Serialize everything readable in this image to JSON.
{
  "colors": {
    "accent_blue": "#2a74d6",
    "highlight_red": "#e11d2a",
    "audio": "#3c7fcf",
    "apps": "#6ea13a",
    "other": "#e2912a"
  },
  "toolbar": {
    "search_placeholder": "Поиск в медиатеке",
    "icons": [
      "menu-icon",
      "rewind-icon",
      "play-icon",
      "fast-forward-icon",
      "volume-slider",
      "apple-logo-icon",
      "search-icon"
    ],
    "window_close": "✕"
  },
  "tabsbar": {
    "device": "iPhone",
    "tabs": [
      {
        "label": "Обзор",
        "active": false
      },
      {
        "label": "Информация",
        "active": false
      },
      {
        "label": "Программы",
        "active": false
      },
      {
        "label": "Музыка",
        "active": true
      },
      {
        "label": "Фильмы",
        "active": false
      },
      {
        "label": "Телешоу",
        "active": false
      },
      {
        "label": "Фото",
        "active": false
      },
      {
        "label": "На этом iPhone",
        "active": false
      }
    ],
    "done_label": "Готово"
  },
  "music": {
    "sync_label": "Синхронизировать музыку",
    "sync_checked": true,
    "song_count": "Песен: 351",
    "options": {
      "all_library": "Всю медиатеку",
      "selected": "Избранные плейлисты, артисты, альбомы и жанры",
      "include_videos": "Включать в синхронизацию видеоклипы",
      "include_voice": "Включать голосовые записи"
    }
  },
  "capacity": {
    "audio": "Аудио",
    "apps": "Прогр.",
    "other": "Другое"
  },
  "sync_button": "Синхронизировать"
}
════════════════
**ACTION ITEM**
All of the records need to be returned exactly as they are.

**RESULT OF THIS EXERCISE**
Serialize everything readable in this image to JSON.
{
  "colors": {
    "accent_blue": "#2a74d6",
    "highlight_red": "#e11d2a",
    "audio": "#3c7fcf",
    "apps": "#6ea13a",
    "other": "#e2912a"
  },
  "toolbar": {
    "search_placeholder": "Поиск в медиатеке",
    "icons": [
      "menu-icon",
      "rewind-icon",
      "play-icon",
      "fast-forward-icon",
      "volume-slider",
      "apple-logo-icon",
      "search-icon"
    ],
    "window_close": "✕"
  },
  "tabsbar": {
    "device": "iPhone",
    "tabs": [
      {
        "label": "Обзор",
        "active": false
      },
      {
        "label": "Информация",
        "active": false
      },
      {
        "label": "Программы",
        "active": false
      },
      {
        "label": "Музыка",
        "active": true
      },
      {
        "label": "Фильмы",
        "active": false
      },
      {
        "label": "Телешоу",
        "active": false
      },
      {
        "label": "Фото",
        "active": false
      },
      {
        "label": "На этом iPhone",
        "active": false
      }
    ],
    "done_label": "Готово"
  },
  "music": {
    "sync_label": "Синхронизировать музыку",
    "sync_checked": true,
    "song_count": "Песен: 351",
    "options": {
      "all_library": "Всю медиатеку",
      "selected": "Избранные плейлисты, артисты, альбомы и жанры",
      "include_videos": "Включать в синхронизацию видеоклипы",
      "include_voice": "Включать голосовые записи"
    }
  },
  "capacity": {
    "audio": "Аудио",
    "apps": "Прогр.",
    "other": "Другое"
  },
  "sync_button": "Синхронизировать"
}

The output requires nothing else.